• _What this task involves_: Every entry, from first to last, is to be retyped without any alteration.

• _Available data_:
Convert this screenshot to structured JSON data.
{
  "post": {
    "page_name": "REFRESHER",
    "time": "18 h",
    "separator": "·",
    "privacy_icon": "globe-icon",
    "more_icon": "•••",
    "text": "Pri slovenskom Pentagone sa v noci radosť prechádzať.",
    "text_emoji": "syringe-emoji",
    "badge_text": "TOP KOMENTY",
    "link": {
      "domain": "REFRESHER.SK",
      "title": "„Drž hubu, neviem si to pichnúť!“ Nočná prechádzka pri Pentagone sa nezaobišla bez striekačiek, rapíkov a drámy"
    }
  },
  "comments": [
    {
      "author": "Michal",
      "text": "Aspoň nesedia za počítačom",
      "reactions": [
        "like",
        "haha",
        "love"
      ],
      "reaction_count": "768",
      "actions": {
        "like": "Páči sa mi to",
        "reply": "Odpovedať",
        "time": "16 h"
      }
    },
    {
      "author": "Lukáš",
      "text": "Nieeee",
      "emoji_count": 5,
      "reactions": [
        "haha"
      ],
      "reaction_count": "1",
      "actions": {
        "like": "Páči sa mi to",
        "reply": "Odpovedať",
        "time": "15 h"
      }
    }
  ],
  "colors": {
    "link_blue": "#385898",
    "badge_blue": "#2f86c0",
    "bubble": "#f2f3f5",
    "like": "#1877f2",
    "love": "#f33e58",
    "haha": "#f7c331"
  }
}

• _Written solution_:
Convert this screenshot to structured JSON data.
{
  "post": {
    "page_name": "REFRESHER",
    "time": "18 h",
    "separator": "·",
    "privacy_icon": "globe-icon",
    "more_icon": "•••",
    "text": "Pri slovenskom Pentagone sa v noci radosť prechádzať.",
    "text_emoji": "syringe-emoji",
    "badge_text": "TOP KOMENTY",
    "link": {
      "domain": "REFRESHER.SK",
      "title": "„Drž hubu, neviem si to pichnúť!“ Nočná prechádzka pri Pentagone sa nezaobišla bez striekačiek, rapíkov a drámy"
    }
  },
  "comments": [
    {
      "author": "Michal",
      "text": "Aspoň nesedia za počítačom",
      "reactions": [
        "like",
        "haha",
        "love"
      ],
      "reaction_count": "768",
      "actions": {
        "like": "Páči sa mi to",
        "reply": "Odpovedať",
        "time": "16 h"
      }
    },
    {
      "author": "Lukáš",
      "text": "Nieeee",
      "emoji_count": 5,
      "reactions": [
        "haha"
      ],
      "reaction_count": "1",
      "actions": {
        "like": "Páči sa mi to",
        "reply": "Odpovedať",
        "time": "15 h"
      }
    }
  ],
  "colors": {
    "link_blue": "#385898",
    "badge_blue": "#2f86c0",
    "bubble": "#f2f3f5",
    "like": "#1877f2",
    "love": "#f33e58",
    "haha": "#f7c331"
  }
}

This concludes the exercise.